But this also highlights the need to beef up the quality of the reporting. I’m sure that many politicians in Wisconsin and the public would like to know what are the countries involved in those, especially given their significant presence in Wisconsin.

RF: Wisconsin is included in what you call the “Lake Region” of the United States. When it comes to land owned by companies based in China, that’s zero. There are zero acres owned by China in this region. Am I reading that right?

WZ: Yes, that’s correct. So when you’re looking at the adversary countries — China, Russia, Iran, North Korea and Venezuela — based on the public records voluntarily reported to USDA, all these countries do not hold any agricultural land in Wisconsin.

That said, many people could say this could indicate the quality of the data. It’s possible maybe there are some Chinese presences underrepresented. If, for example, Chinese entities hold minor shares of this “no predominant country code” holdings, as I noted before. But the bottom line is, if you’re concerned about significant Chinese holdings of agricultural land in Wisconsin, the evidence seems to say the contrary.

RF: Politicians have expressed concerns over Chinese companies buying land near U.S. military installations. You worked with county-level data, which might not tell us if land is right next to a military installation. But based on the available data, what were you able to figure out?

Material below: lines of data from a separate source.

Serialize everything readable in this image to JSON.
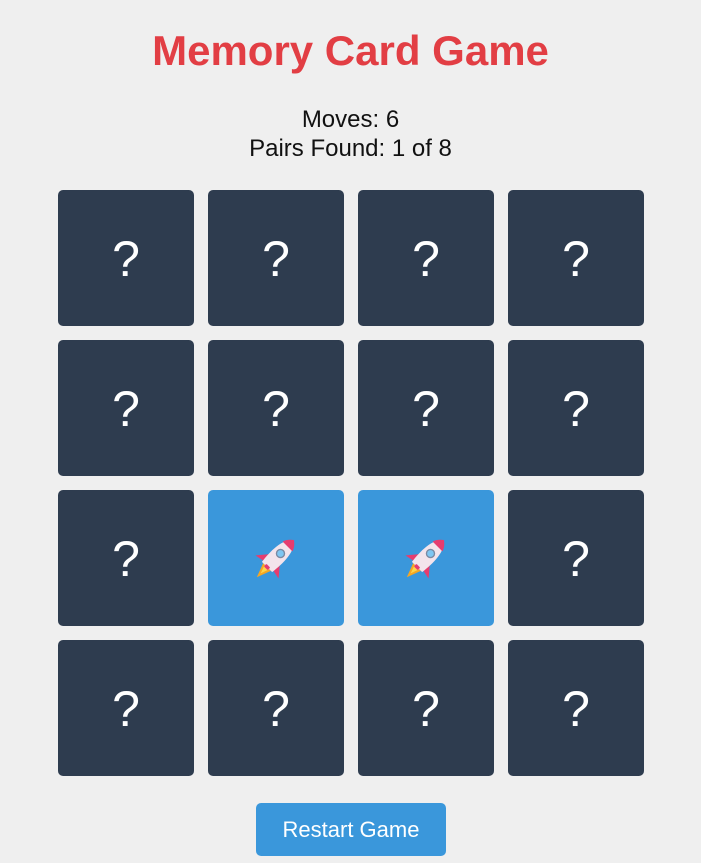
{
  "title": "Memory Card Game",
  "stats": {
    "moves_text": "Moves: 6",
    "pairs_text": "Pairs Found: 1 of 8"
  },
  "cards": [
    {
      "state": "hidden",
      "face": "?"
    },
    {
      "state": "hidden",
      "face": "?"
    },
    {
      "state": "hidden",
      "face": "?"
    },
    {
      "state": "hidden",
      "face": "?"
    },
    {
      "state": "hidden",
      "face": "?"
    },
    {
      "state": "hidden",
      "face": "?"
    },
    {
      "state": "hidden",
      "face": "?"
    },
    {
      "state": "hidden",
      "face": "?"
    },
    {
      "state": "hidden",
      "face": "?"
    },
    {
      "state": "revealed",
      "icon": "rocket-icon"
    },
    {
      "state": "revealed",
      "icon": "rocket-icon"
    },
    {
      "state": "hidden",
      "face": "?"
    },
    {
      "state": "hidden",
      "face": "?"
    },
    {
      "state": "hidden",
      "face": "?"
    },
    {
      "state": "hidden",
      "face": "?"
    },
    {
      "state": "hidden",
      "face": "?"
    }
  ],
  "restart_label": "Restart Game",
  "colors": {
    "title": "#e23e44",
    "card_back": "#2e3c4f",
    "card_revealed": "#3a97db",
    "button": "#3a97db",
    "background": "#efefef"
  }
}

WZ: Unfortunately, that database doesn’t have the specific location of (individual) land holdings. What we can do is compare that land with the land in a county with military installations versus not. And we do not find a significant increase of targeting from foreign countries into these (counties) with a higher presence of military bases.